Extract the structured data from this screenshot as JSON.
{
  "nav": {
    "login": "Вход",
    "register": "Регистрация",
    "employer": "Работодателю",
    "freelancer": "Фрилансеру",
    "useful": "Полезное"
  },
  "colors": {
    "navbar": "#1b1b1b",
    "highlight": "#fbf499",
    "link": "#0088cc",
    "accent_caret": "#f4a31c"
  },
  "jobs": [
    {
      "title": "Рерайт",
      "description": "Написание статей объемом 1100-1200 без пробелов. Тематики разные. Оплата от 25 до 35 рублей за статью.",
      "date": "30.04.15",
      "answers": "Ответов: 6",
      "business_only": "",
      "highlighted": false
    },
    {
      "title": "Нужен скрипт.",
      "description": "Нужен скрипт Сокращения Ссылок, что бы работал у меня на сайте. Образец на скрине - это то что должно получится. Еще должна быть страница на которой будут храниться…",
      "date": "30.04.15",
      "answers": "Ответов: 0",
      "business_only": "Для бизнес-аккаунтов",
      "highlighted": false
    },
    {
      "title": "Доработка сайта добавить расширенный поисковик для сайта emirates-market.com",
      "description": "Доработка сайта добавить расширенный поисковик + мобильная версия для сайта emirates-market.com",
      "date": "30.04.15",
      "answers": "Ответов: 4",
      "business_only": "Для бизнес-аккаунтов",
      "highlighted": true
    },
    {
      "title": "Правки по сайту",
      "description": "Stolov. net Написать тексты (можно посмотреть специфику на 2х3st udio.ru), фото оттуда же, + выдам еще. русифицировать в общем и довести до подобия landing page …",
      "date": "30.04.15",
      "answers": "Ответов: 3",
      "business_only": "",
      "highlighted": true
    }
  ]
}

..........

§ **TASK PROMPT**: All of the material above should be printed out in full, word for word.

§ **TASK OUTPUT**:
Extract the structured data from this screenshot as JSON.
{
  "nav": {
    "login": "Вход",
    "register": "Регистрация",
    "employer": "Работодателю",
    "freelancer": "Фрилансеру",
    "useful": "Полезное"
  },
  "colors": {
    "navbar": "#1b1b1b",
    "highlight": "#fbf499",
    "link": "#0088cc",
    "accent_caret": "#f4a31c"
  },
  "jobs": [
    {
      "title": "Рерайт",
      "description": "Написание статей объемом 1100-1200 без пробелов. Тематики разные. Оплата от 25 до 35 рублей за статью.",
      "date": "30.04.15",
      "answers": "Ответов: 6",
      "business_only": "",
      "highlighted": false
    },
    {
      "title": "Нужен скрипт.",
      "description": "Нужен скрипт Сокращения Ссылок, что бы работал у меня на сайте. Образец на скрине - это то что должно получится. Еще должна быть страница на которой будут храниться…",
      "date": "30.04.15",
      "answers": "Ответов: 0",
      "business_only": "Для бизнес-аккаунтов",
      "highlighted": false
    },
    {
      "title": "Доработка сайта добавить расширенный поисковик для сайта emirates-market.com",
      "description": "Доработка сайта добавить расширенный поисковик + мобильная версия для сайта emirates-market.com",
      "date": "30.04.15",
      "answers": "Ответов: 4",
      "business_only": "Для бизнес-аккаунтов",
      "highlighted": true
    },
    {
      "title": "Правки по сайту",
      "description": "Stolov. net Написать тексты (можно посмотреть специфику на 2х3st udio.ru), фото оттуда же, + выдам еще. русифицировать в общем и довести до подобия landing page …",
      "date": "30.04.15",
      "answers": "Ответов: 3",
      "business_only": "",
      "highlighted": true
    }
  ]
}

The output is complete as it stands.